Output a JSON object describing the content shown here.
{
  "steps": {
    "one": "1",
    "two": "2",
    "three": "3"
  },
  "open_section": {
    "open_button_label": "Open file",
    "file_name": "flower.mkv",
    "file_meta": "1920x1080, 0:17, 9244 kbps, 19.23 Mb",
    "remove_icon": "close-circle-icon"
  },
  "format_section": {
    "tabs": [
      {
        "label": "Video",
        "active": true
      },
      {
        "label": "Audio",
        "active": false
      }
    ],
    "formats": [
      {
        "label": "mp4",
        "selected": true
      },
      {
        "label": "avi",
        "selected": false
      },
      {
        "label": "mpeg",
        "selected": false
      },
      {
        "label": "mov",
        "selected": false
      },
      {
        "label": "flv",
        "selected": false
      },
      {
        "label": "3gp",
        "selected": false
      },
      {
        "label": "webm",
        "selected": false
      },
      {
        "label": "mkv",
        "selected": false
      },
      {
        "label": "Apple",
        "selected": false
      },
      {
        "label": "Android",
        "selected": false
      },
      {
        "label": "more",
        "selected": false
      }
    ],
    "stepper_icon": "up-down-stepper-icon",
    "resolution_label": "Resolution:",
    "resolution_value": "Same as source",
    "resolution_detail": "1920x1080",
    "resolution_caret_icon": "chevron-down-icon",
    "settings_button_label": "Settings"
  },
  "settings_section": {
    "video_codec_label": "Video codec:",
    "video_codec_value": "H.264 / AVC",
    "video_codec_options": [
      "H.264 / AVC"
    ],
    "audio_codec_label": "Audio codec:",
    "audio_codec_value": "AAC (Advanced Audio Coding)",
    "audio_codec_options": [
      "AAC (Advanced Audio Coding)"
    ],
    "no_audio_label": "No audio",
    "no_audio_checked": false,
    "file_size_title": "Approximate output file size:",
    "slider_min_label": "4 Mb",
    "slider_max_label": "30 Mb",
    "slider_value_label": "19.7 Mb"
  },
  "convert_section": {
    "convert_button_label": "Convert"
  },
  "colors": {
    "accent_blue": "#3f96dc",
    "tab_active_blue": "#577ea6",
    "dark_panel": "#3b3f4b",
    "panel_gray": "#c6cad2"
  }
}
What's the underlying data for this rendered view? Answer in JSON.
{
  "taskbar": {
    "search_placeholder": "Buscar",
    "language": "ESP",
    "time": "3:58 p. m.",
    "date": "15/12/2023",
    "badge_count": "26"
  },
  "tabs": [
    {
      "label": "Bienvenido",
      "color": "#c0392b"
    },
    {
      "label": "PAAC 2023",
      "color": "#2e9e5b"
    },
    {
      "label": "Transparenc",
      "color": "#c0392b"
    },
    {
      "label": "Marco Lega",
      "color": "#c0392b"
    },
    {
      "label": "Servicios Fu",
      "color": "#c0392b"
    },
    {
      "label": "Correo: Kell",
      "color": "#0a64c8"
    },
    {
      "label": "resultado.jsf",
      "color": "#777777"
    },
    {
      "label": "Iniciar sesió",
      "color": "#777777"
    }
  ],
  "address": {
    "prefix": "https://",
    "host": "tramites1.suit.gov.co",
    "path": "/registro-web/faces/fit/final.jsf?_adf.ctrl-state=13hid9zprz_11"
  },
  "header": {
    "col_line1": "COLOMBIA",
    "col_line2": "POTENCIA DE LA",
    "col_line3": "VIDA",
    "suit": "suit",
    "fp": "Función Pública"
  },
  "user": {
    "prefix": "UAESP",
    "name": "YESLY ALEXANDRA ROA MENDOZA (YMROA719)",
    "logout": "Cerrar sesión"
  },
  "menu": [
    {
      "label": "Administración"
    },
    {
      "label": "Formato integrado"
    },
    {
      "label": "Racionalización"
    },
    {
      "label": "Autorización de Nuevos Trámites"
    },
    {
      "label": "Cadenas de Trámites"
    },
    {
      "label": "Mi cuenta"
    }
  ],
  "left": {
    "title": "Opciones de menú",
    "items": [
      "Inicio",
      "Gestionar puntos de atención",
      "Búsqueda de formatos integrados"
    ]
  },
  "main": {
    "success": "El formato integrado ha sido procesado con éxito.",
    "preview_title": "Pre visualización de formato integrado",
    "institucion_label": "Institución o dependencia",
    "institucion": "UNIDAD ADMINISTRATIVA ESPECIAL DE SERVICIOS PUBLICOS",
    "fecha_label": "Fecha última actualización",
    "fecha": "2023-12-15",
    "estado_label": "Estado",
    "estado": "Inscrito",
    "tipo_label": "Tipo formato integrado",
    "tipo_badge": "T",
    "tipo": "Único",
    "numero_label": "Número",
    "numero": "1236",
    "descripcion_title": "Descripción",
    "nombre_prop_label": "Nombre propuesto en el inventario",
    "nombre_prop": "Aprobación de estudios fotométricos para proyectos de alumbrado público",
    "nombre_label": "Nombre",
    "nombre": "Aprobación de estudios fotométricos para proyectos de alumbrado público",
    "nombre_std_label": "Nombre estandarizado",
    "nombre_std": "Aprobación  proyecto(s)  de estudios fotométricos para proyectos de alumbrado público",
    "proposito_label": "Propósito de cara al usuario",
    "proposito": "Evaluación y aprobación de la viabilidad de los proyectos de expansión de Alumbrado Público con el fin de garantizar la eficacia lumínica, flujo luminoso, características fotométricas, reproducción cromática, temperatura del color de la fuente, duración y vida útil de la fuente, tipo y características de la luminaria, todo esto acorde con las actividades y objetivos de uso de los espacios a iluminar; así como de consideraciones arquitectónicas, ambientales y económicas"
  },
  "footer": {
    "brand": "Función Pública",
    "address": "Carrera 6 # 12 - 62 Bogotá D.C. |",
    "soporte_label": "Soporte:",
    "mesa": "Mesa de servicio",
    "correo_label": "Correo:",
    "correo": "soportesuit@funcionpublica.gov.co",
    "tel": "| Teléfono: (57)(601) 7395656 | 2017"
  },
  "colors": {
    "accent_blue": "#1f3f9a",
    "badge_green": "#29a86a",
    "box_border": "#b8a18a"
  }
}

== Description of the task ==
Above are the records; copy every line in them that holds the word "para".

== Reply ==
    "nombre_prop": "Aprobación de estudios fotométricos para proyectos de alumbrado público",
    "nombre": "Aprobación de estudios fotométricos para proyectos de alumbrado público",
    "nombre_std": "Aprobación  proyecto(s)  de estudios fotométricos para proyectos de alumbrado público",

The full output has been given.